RECORDS SUPPLIED –
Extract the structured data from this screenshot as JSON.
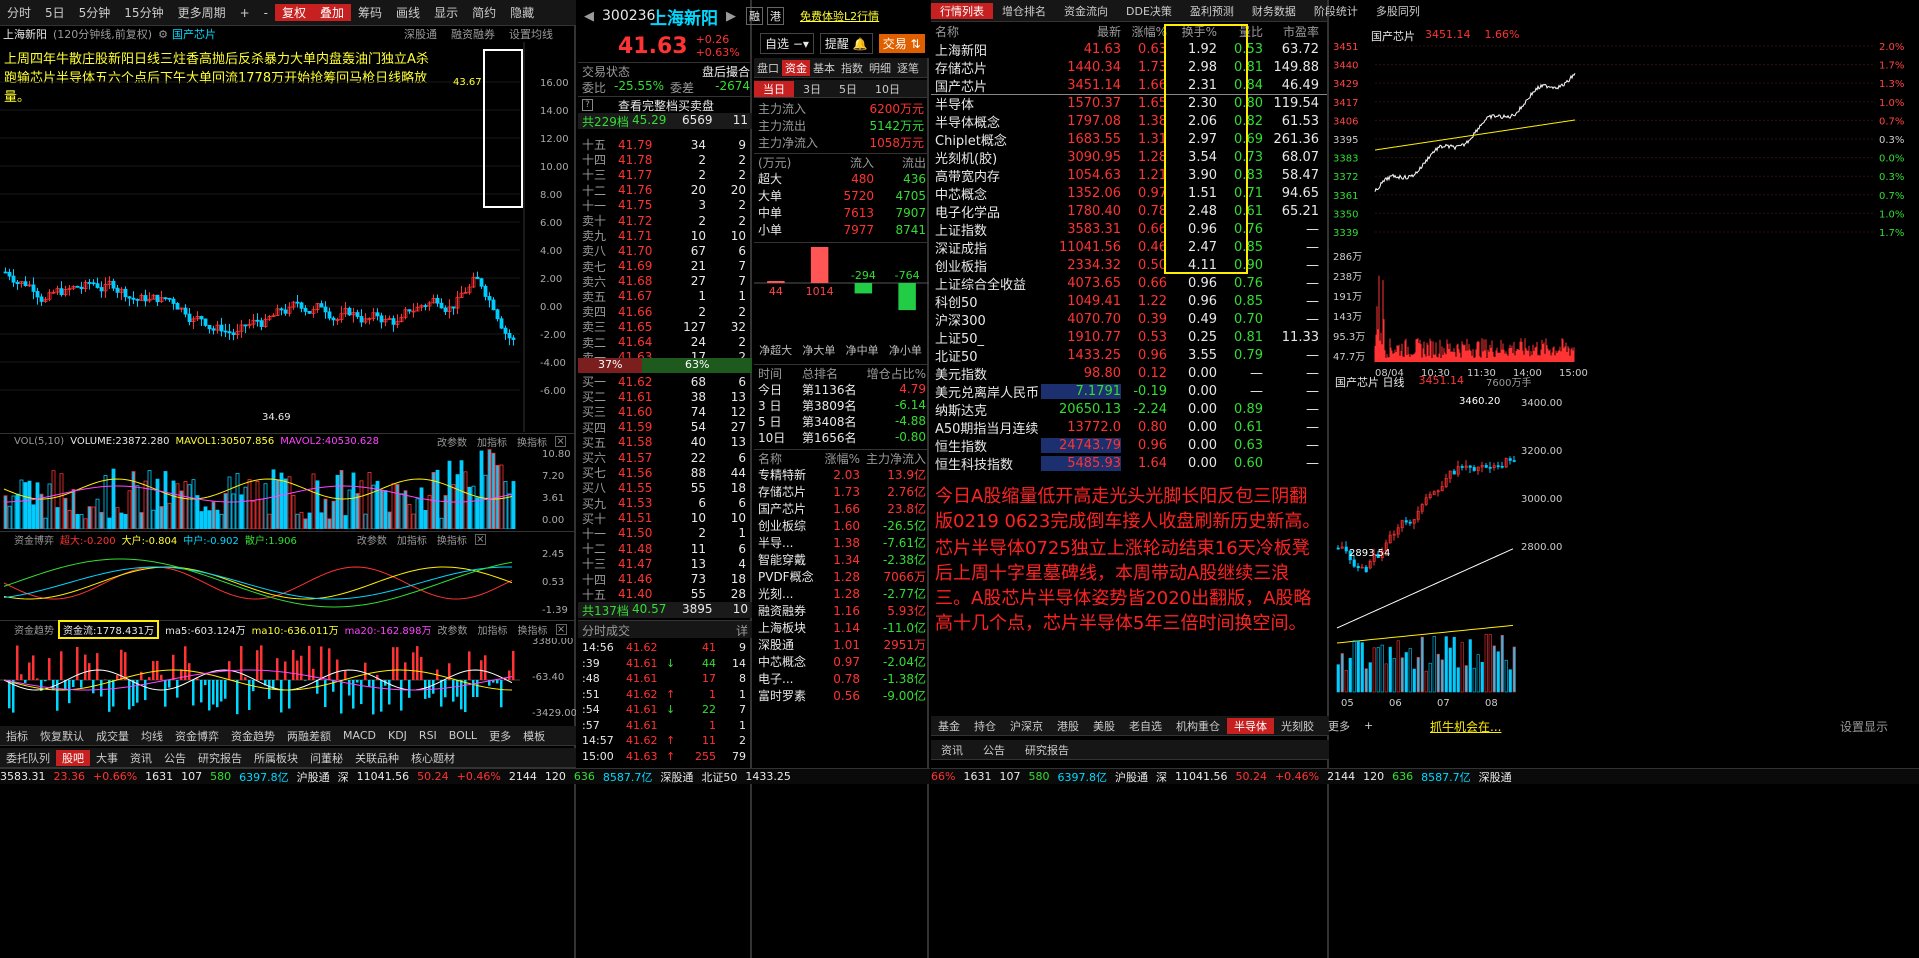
{
  "toolbar": {
    "items": [
      "分时",
      "5日",
      "5分钟",
      "15分钟",
      "更多周期",
      "+",
      "-",
      "复权",
      "叠加",
      "筹码",
      "画线",
      "显示",
      "简约",
      "隐藏"
    ]
  },
  "kline": {
    "stock": "上海新阳",
    "period": "(120分钟线,前复权)",
    "overlay": "国产芯片",
    "tabs": [
      "深股通",
      "融资融券",
      "设置均线"
    ],
    "note": "上周四年牛散庄股新阳日线三炷香高抛后反杀暴力大单内盘轰油门独立A杀跑输芯片半导体五六个点后下午大单回流1778万开始抢筹回马枪日线略放量。",
    "high": "43.67",
    "low": "34.69",
    "yticks": [
      "16.00",
      "14.00",
      "12.00",
      "10.00",
      "8.00",
      "6.00",
      "4.00",
      "2.00",
      "0.00",
      "-2.00",
      "-4.00",
      "-6.00"
    ],
    "vol_title": "VOL(5,10)",
    "vol_vals": "VOLUME:23872.280",
    "mavol1": "MAVOL1:30507.856",
    "mavol2": "MAVOL2:40530.628",
    "vol_ticks": [
      "10.80",
      "7.20",
      "3.61",
      "0.00"
    ],
    "fund_title": "资金博弈",
    "fund_big": "超大:-0.200",
    "fund_da": "大户:-0.804",
    "fund_zh": "中户:-0.902",
    "fund_sa": "散户:1.906",
    "fund_ticks": [
      "2.45",
      "0.53",
      "-1.39"
    ],
    "trend_title": "资金趋势",
    "trend_val": "资金流:1778.431万",
    "ma5": "ma5:-603.124万",
    "ma10": "ma10:-636.011万",
    "ma20": "ma20:-162.898万",
    "trend_ticks": [
      "3380.00",
      "-63.40",
      "-3429.00"
    ],
    "btns": [
      "改参数",
      "加指标",
      "换指标"
    ]
  },
  "bottom_tabs": [
    "指标",
    "恢复默认",
    "成交量",
    "均线",
    "资金博弈",
    "资金趋势",
    "两融差额",
    "MACD",
    "KDJ",
    "RSI",
    "BOLL",
    "更多",
    "模板"
  ],
  "bottom_tabs2": [
    "委托队列",
    "股吧",
    "大事",
    "资讯",
    "公告",
    "研究报告",
    "所属板块",
    "问董秘",
    "关联品种",
    "核心题材"
  ],
  "quote": {
    "code": "300236",
    "name": "上海新阳",
    "price": "41.63",
    "chg": "+0.26",
    "pct": "+0.63%",
    "tags": [
      "融",
      "港"
    ],
    "l2": "免费体验L2行情",
    "selfsel": "自选",
    "remind": "提醒",
    "trade": "交易",
    "state_label": "交易状态",
    "state": "盘后撮合",
    "wb_label": "委比",
    "wb": "-25.55%",
    "wc_label": "委差",
    "wc": "-2674",
    "view_all": "查看完整档买卖盘",
    "sell_total": "共229档",
    "sell_total_p": "45.29",
    "sell_total_v": "6569",
    "sell_total_n": "11",
    "sells": [
      [
        "十五",
        "41.79",
        "34",
        "9"
      ],
      [
        "十四",
        "41.78",
        "2",
        "2"
      ],
      [
        "十三",
        "41.77",
        "2",
        "2"
      ],
      [
        "十二",
        "41.76",
        "20",
        "20"
      ],
      [
        "十一",
        "41.75",
        "3",
        "2"
      ],
      [
        "卖十",
        "41.72",
        "2",
        "2"
      ],
      [
        "卖九",
        "41.71",
        "10",
        "10"
      ],
      [
        "卖八",
        "41.70",
        "67",
        "6"
      ],
      [
        "卖七",
        "41.69",
        "21",
        "7"
      ],
      [
        "卖六",
        "41.68",
        "27",
        "7"
      ],
      [
        "卖五",
        "41.67",
        "1",
        "1"
      ],
      [
        "卖四",
        "41.66",
        "2",
        "2"
      ],
      [
        "卖三",
        "41.65",
        "127",
        "32"
      ],
      [
        "卖二",
        "41.64",
        "24",
        "2"
      ],
      [
        "卖一",
        "41.63",
        "17",
        "2"
      ]
    ],
    "ratio_l": "37%",
    "ratio_r": "63%",
    "buys": [
      [
        "买一",
        "41.62",
        "68",
        "6"
      ],
      [
        "买二",
        "41.61",
        "38",
        "13"
      ],
      [
        "买三",
        "41.60",
        "74",
        "12"
      ],
      [
        "买四",
        "41.59",
        "54",
        "27"
      ],
      [
        "买五",
        "41.58",
        "40",
        "13"
      ],
      [
        "买六",
        "41.57",
        "22",
        "6"
      ],
      [
        "买七",
        "41.56",
        "88",
        "44"
      ],
      [
        "买八",
        "41.55",
        "55",
        "18"
      ],
      [
        "买九",
        "41.53",
        "6",
        "6"
      ],
      [
        "买十",
        "41.51",
        "10",
        "10"
      ],
      [
        "十一",
        "41.50",
        "2",
        "1"
      ],
      [
        "十二",
        "41.48",
        "11",
        "6"
      ],
      [
        "十三",
        "41.47",
        "13",
        "4"
      ],
      [
        "十四",
        "41.46",
        "73",
        "18"
      ],
      [
        "十五",
        "41.40",
        "55",
        "28"
      ]
    ],
    "buy_total": "共137档",
    "buy_total_p": "40.57",
    "buy_total_v": "3895",
    "buy_total_n": "10",
    "ticks_title": "分时成交",
    "ticks_btn": "详",
    "ticks": [
      [
        "14:56",
        "41.62",
        "",
        "41",
        "9"
      ],
      [
        ":39",
        "41.61",
        "↓",
        "44",
        "14"
      ],
      [
        ":48",
        "41.61",
        "",
        "17",
        "8"
      ],
      [
        ":51",
        "41.62",
        "↑",
        "1",
        "1"
      ],
      [
        ":54",
        "41.61",
        "↓",
        "22",
        "7"
      ],
      [
        ":57",
        "41.61",
        "",
        "1",
        "1"
      ],
      [
        "14:57",
        "41.62",
        "↑",
        "11",
        "2"
      ],
      [
        "15:00",
        "41.63",
        "↑",
        "255",
        "79"
      ]
    ]
  },
  "flow": {
    "tabs": [
      "盘口",
      "资金",
      "基本",
      "指数",
      "明细",
      "逐笔"
    ],
    "day_tabs": [
      "当日",
      "3日",
      "5日",
      "10日"
    ],
    "in_label": "主力流入",
    "in": "6200万元",
    "out_label": "主力流出",
    "out": "5142万元",
    "net_label": "主力净流入",
    "net": "1058万元",
    "hdr": [
      "(万元)",
      "流入",
      "流出"
    ],
    "rows": [
      [
        "超大",
        "480",
        "436"
      ],
      [
        "大单",
        "5720",
        "4705"
      ],
      [
        "中单",
        "7613",
        "7907"
      ],
      [
        "小单",
        "7977",
        "8741"
      ]
    ],
    "bars": [
      {
        "name": "净超大",
        "v": 44
      },
      {
        "name": "净大单",
        "v": 1014
      },
      {
        "name": "净中单",
        "v": -294
      },
      {
        "name": "净小单",
        "v": -764
      }
    ],
    "rank_hdr": [
      "时间",
      "总排名",
      "增仓占比%"
    ],
    "rank": [
      [
        "今日",
        "第1136名",
        "4.79"
      ],
      [
        "3 日",
        "第3809名",
        "-6.14"
      ],
      [
        "5 日",
        "第3408名",
        "-4.88"
      ],
      [
        "10日",
        "第1656名",
        "-0.80"
      ]
    ],
    "sec_hdr": [
      "名称",
      "涨幅%",
      "主力净流入"
    ],
    "sectors": [
      [
        "专精特新",
        "2.03",
        "13.9亿"
      ],
      [
        "存储芯片",
        "1.73",
        "2.76亿"
      ],
      [
        "国产芯片",
        "1.66",
        "23.8亿"
      ],
      [
        "创业板综",
        "1.60",
        "-26.5亿"
      ],
      [
        "半导...",
        "1.38",
        "-7.61亿"
      ],
      [
        "智能穿戴",
        "1.34",
        "-2.38亿"
      ],
      [
        "PVDF概念",
        "1.28",
        "7066万"
      ],
      [
        "光刻...",
        "1.28",
        "-2.77亿"
      ],
      [
        "融资融券",
        "1.16",
        "5.93亿"
      ],
      [
        "上海板块",
        "1.14",
        "-11.0亿"
      ],
      [
        "深股通",
        "1.01",
        "2951万"
      ],
      [
        "中芯概念",
        "0.97",
        "-2.04亿"
      ],
      [
        "电子...",
        "0.78",
        "-1.38亿"
      ],
      [
        "富时罗素",
        "0.56",
        "-9.00亿"
      ]
    ]
  },
  "market": {
    "tabs": [
      "行情列表",
      "增仓排名",
      "资金流向",
      "DDE决策",
      "盈利预测",
      "财务数据",
      "阶段统计",
      "多股同列"
    ],
    "hdr": [
      "名称",
      "最新",
      "涨幅%",
      "换手%",
      "量比",
      "市盈率"
    ],
    "rows": [
      [
        "上海新阳",
        "41.63",
        "0.63",
        "1.92",
        "0.53",
        "63.72"
      ],
      [
        "存储芯片",
        "1440.34",
        "1.73",
        "2.98",
        "0.81",
        "149.88"
      ],
      [
        "国产芯片",
        "3451.14",
        "1.66",
        "2.31",
        "0.84",
        "46.49"
      ],
      [
        "半导体",
        "1570.37",
        "1.65",
        "2.30",
        "0.80",
        "119.54"
      ],
      [
        "半导体概念",
        "1797.08",
        "1.38",
        "2.06",
        "0.82",
        "61.53"
      ],
      [
        "Chiplet概念",
        "1683.55",
        "1.31",
        "2.97",
        "0.69",
        "261.36"
      ],
      [
        "光刻机(胶)",
        "3090.95",
        "1.28",
        "3.54",
        "0.73",
        "68.07"
      ],
      [
        "高带宽内存",
        "1054.63",
        "1.21",
        "3.90",
        "0.83",
        "58.47"
      ],
      [
        "中芯概念",
        "1352.06",
        "0.97",
        "1.51",
        "0.71",
        "94.65"
      ],
      [
        "电子化学品",
        "1780.40",
        "0.78",
        "2.48",
        "0.61",
        "65.21"
      ],
      [
        "上证指数",
        "3583.31",
        "0.66",
        "0.96",
        "0.76",
        "—"
      ],
      [
        "深证成指",
        "11041.56",
        "0.46",
        "2.47",
        "0.85",
        "—"
      ],
      [
        "创业板指",
        "2334.32",
        "0.50",
        "4.11",
        "0.90",
        "—"
      ],
      [
        "上证综合全收益",
        "4073.65",
        "0.66",
        "0.96",
        "0.76",
        "—"
      ],
      [
        "科创50",
        "1049.41",
        "1.22",
        "0.96",
        "0.85",
        "—"
      ],
      [
        "沪深300",
        "4070.70",
        "0.39",
        "0.49",
        "0.70",
        "—"
      ],
      [
        "上证50_",
        "1910.77",
        "0.53",
        "0.25",
        "0.81",
        "11.33"
      ],
      [
        "北证50",
        "1433.25",
        "0.96",
        "3.55",
        "0.79",
        "—"
      ],
      [
        "美元指数",
        "98.80",
        "0.12",
        "0.00",
        "—",
        "—"
      ],
      [
        "美元兑离岸人民币",
        "7.1791",
        "-0.19",
        "0.00",
        "—",
        "—"
      ],
      [
        "纳斯达克",
        "20650.13",
        "-2.24",
        "0.00",
        "0.89",
        "—"
      ],
      [
        "A50期指当月连续",
        "13772.0",
        "0.80",
        "0.00",
        "0.61",
        "—"
      ],
      [
        "恒生指数",
        "24743.79",
        "0.96",
        "0.00",
        "0.63",
        "—"
      ],
      [
        "恒生科技指数",
        "5485.93",
        "1.64",
        "0.00",
        "0.60",
        "—"
      ]
    ],
    "comment1": "今日A股缩量低开高走光头光脚长阳反包三阴翻版0219 0623完成倒车接人收盘刷新历史新高。",
    "comment2": "芯片半导体0725独立上涨轮动结束16天冷板凳后上周十字星墓碑线，本周带动A股继续三浪三。A股芯片半导体姿势皆2020出翻版，A股略高十几个点，芯片半导体5年三倍时间换空间。",
    "btabs": [
      "基金",
      "持仓",
      "沪深京",
      "港股",
      "美股",
      "老自选",
      "机构重仓",
      "半导体",
      "光刻胶",
      "更多",
      "+"
    ],
    "ad": "抓牛机会在...",
    "setting": "设置显示",
    "btabs2": [
      "资讯",
      "公告",
      "研究报告"
    ]
  },
  "mini": {
    "name": "国产芯片",
    "price": "3451.14",
    "pct": "1.66%",
    "yl": [
      "3451",
      "3440",
      "3429",
      "3417",
      "3406",
      "3395",
      "3383",
      "3372",
      "3361",
      "3350",
      "3339"
    ],
    "yr": [
      "2.0%",
      "1.7%",
      "1.3%",
      "1.0%",
      "0.7%",
      "0.3%",
      "0.0%",
      "0.3%",
      "0.7%",
      "1.0%",
      "1.7%"
    ],
    "vl": [
      "286万",
      "238万",
      "191万",
      "143万",
      "95.3万",
      "47.7万"
    ],
    "xt": [
      "08/04",
      "10:30",
      "11:30",
      "14:00",
      "15:00"
    ],
    "day_name": "国产芯片 日线",
    "day_price": "3451.14",
    "day_vol": "7600万手",
    "day_hi": "3460.20",
    "day_lo": "2893.54",
    "dy": [
      "3400.00",
      "3200.00",
      "3000.00",
      "2800.00"
    ],
    "dx": [
      "05",
      "06",
      "07",
      "08"
    ]
  },
  "status": {
    "items": [
      [
        "3583.31",
        ""
      ],
      [
        "23.36",
        "r"
      ],
      [
        "+0.66%",
        "r"
      ],
      [
        "1631",
        "w"
      ],
      [
        "107",
        "w"
      ],
      [
        "580",
        "g"
      ],
      [
        "6397.8亿",
        "c"
      ],
      [
        "沪股通",
        "w"
      ],
      [
        "深",
        "w"
      ],
      [
        "11041.56",
        "w"
      ],
      [
        "50.24",
        "r"
      ],
      [
        "+0.46%",
        "r"
      ],
      [
        "2144",
        "w"
      ],
      [
        "120",
        "w"
      ],
      [
        "636",
        "g"
      ],
      [
        "8587.7亿",
        "c"
      ],
      [
        "深股通",
        "w"
      ],
      [
        "北证50",
        "w"
      ],
      [
        "1433.25",
        "w"
      ]
    ],
    "items2": [
      [
        "66%",
        "r"
      ],
      [
        "1631",
        "w"
      ],
      [
        "107",
        "w"
      ],
      [
        "580",
        "g"
      ],
      [
        "6397.8亿",
        "c"
      ],
      [
        "沪股通",
        "w"
      ],
      [
        "深",
        "w"
      ],
      [
        "11041.56",
        "w"
      ],
      [
        "50.24",
        "r"
      ],
      [
        "+0.46%",
        "r"
      ],
      [
        "2144",
        "w"
      ],
      [
        "120",
        "w"
      ],
      [
        "636",
        "g"
      ],
      [
        "8587.7亿",
        "c"
      ],
      [
        "深股通",
        "w"
      ]
    ]
  }
}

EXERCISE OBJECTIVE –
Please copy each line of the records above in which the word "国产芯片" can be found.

SOLUTION TO THIS EXERCISE –
    "overlay": "国产芯片",
        "国产芯片",
        "国产芯片",
    "name": "国产芯片",
    "day_name": "国产芯片 日线",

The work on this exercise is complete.